Cascade systems comprise multiple linked boilers, which can respond more efficiently to changing heat loads and offer more flexibility to match the exact heat requirements of a building. Individual boiler modulation ensures flexibility by enabling each boiler to adjust its operating capacity in line with demand, but the system can also turn down its capability when only one boiler is needed. For example, the Potterton Sirius Two wall-hung condensing boiler has a modulation range of 9:1; for every additional boiler added to the system, the modulation range improves by a multiple of nine. With three linked boilers, a modulation range of 27:1 can be achieved, delivering impressive efficiencies plus low flue-gas emissions.
Cascade systems marry the best in modern heating technology with controls that ensure the boilers operate at maximum efficiency, respond rapidly to changes in usage patterns, and extend the operating life and reliability of the equipment. These compact, modular systems can offer distinct logistical advantages compared to conventional system designs. When new plant needs to fit into a space that was designed around the old boiler, these systems make it easier to install and fit the required equipment into a restricted space, thereby saving installation time and costs. Furthermore, when it comes to service and maintenance, a cascade system allows engineers to work on each individual boiler, whilst the remaining boilers on the cascade stay switched on – reducing disruption to pupils and staff.
Old Swinford Hospital School in the Black Country, West Midlands, needed to upgrade their heating system to meet the growing demands of the campus.

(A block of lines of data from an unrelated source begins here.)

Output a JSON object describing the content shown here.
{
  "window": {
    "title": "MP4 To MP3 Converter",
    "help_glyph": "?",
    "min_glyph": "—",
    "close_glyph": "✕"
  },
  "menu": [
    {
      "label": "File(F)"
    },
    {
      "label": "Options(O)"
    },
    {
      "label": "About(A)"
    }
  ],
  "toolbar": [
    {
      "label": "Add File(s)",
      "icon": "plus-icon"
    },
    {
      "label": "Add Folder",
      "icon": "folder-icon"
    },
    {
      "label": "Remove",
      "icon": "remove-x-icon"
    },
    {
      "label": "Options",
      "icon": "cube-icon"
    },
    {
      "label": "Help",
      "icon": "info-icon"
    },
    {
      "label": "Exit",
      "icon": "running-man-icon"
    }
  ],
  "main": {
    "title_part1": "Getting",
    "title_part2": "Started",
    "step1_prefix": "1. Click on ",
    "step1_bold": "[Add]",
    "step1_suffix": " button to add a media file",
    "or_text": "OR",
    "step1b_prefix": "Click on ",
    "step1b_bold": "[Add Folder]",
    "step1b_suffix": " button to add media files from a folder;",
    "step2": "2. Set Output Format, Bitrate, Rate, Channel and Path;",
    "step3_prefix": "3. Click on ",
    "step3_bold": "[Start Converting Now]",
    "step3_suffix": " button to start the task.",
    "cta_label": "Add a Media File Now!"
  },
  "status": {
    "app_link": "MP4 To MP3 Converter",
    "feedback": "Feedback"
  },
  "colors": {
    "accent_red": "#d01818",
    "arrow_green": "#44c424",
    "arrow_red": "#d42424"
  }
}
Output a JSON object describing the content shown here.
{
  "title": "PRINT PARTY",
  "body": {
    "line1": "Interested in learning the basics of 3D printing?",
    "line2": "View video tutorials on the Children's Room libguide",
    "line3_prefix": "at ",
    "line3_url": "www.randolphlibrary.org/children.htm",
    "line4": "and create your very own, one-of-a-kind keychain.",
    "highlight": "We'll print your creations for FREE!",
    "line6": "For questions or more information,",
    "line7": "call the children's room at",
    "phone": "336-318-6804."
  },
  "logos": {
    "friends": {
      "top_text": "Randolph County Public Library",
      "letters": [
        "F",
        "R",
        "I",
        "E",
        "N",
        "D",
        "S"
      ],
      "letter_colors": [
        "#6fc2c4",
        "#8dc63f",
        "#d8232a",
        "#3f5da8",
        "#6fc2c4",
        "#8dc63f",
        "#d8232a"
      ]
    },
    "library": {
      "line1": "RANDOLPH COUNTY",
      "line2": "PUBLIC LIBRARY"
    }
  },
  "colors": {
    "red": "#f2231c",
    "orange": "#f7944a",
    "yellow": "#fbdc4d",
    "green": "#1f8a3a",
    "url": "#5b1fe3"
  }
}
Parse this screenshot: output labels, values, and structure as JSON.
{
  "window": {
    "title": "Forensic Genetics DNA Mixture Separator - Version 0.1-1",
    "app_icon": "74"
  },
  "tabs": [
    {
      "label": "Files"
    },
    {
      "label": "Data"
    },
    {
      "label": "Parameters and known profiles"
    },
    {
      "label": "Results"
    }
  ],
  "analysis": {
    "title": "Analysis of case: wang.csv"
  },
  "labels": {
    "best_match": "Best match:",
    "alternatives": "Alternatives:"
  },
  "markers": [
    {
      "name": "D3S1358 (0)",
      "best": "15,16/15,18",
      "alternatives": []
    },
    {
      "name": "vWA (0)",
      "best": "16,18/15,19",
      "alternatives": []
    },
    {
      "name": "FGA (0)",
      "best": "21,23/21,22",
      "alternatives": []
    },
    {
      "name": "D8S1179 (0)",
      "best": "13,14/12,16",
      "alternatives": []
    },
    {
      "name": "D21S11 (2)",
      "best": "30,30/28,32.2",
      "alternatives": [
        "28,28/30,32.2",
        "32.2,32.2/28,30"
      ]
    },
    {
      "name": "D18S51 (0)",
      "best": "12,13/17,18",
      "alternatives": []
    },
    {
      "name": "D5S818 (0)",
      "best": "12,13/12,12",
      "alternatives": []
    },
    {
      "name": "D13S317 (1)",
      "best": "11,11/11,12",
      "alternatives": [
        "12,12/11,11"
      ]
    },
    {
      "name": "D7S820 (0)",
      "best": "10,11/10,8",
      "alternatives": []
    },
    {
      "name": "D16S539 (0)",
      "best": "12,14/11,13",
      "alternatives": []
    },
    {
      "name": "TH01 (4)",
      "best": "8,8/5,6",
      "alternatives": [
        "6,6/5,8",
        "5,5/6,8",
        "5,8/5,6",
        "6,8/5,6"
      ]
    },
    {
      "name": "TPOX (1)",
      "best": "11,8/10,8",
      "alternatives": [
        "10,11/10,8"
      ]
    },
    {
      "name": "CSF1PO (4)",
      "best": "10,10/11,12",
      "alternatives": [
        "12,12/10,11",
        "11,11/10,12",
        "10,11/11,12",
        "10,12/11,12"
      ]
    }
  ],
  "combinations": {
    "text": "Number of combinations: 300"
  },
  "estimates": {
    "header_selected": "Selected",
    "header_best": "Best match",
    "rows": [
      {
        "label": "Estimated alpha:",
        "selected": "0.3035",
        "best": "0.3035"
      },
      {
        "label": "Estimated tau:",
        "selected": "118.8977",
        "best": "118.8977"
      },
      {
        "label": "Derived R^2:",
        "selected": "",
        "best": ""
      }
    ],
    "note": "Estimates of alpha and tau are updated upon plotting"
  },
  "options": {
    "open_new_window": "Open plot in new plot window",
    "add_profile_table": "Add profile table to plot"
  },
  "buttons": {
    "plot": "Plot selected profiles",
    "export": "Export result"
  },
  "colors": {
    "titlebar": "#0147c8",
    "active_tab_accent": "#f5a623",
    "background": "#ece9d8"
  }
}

Wall hung and floor standing Potterton Commercial 70kW Sirius boilers replaced their old and inefficient twin boilers. The school now has a more responsive heating system which has delivered significant savings; despite increased output, the school is currently paying less for energy than five years ago.
By installing a cascade system, the age-old tendency to oversize boilers can be avoided. Schools and colleges can improve their ability to meet heating demands whilst reducing their emissions and energy bill, ultimately releasing funds for curricular resources or facilities.